::: Material for this exercise
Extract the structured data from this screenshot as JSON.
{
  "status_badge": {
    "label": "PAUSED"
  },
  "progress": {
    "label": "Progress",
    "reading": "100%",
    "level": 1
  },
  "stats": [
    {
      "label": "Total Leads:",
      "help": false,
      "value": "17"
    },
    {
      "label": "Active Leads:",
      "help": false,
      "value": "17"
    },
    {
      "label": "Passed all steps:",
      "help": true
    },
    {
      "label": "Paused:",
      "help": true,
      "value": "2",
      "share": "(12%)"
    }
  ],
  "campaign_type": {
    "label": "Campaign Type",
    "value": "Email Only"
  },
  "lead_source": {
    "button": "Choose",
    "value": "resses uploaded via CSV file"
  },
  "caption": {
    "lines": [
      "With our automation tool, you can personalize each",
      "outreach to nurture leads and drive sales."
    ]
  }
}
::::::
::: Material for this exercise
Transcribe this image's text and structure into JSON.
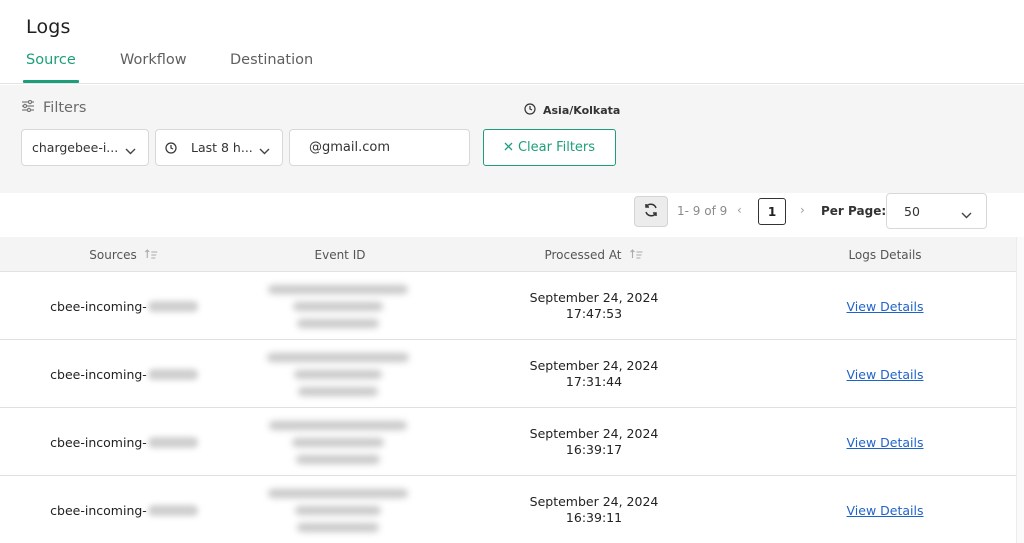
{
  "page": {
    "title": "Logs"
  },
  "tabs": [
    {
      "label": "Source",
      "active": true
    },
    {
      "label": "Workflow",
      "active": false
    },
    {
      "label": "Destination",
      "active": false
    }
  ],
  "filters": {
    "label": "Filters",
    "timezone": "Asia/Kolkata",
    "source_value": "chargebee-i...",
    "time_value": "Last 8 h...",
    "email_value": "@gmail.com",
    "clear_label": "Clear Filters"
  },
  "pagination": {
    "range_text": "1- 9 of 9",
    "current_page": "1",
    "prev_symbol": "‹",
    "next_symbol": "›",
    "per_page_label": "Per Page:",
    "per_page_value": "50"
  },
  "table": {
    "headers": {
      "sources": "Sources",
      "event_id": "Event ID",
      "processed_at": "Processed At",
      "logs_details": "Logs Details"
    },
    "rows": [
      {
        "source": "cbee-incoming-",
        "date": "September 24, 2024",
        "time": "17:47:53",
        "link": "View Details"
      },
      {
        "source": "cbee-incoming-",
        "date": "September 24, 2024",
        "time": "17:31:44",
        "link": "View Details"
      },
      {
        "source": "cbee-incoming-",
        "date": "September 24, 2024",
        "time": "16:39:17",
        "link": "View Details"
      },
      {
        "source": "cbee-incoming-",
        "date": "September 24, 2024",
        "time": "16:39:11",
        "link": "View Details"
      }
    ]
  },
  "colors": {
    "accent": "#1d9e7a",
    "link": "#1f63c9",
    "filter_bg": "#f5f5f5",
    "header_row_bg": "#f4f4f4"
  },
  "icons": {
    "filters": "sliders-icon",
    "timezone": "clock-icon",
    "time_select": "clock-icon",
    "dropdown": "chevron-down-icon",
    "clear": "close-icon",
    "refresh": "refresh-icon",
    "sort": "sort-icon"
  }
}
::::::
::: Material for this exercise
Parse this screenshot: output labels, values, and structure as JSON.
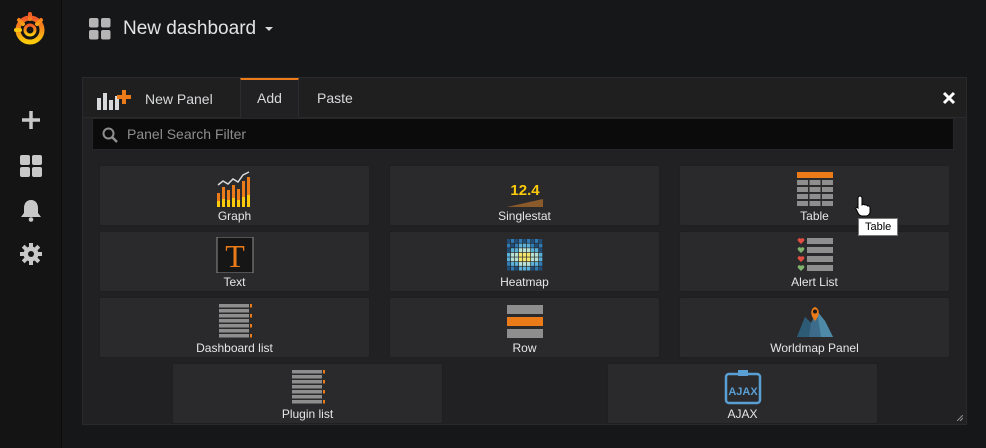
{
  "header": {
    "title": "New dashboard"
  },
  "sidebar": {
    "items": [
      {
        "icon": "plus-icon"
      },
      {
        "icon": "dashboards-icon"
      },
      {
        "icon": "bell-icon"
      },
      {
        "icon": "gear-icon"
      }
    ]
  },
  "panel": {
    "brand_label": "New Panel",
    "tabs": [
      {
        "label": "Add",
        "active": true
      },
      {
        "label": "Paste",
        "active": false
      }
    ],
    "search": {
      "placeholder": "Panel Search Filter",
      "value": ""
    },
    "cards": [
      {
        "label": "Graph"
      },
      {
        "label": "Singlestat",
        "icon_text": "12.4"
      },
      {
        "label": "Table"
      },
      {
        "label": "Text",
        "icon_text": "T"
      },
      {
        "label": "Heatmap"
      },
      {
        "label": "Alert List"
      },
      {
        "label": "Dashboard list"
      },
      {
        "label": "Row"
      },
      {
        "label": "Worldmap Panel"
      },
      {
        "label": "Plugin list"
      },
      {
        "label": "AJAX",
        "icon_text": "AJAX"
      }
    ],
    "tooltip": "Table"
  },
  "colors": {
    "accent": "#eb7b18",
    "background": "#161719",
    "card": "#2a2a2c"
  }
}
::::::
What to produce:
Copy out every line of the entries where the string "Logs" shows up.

Exercise solution:
    "title": "Logs"
      "logs_details": "Logs Details"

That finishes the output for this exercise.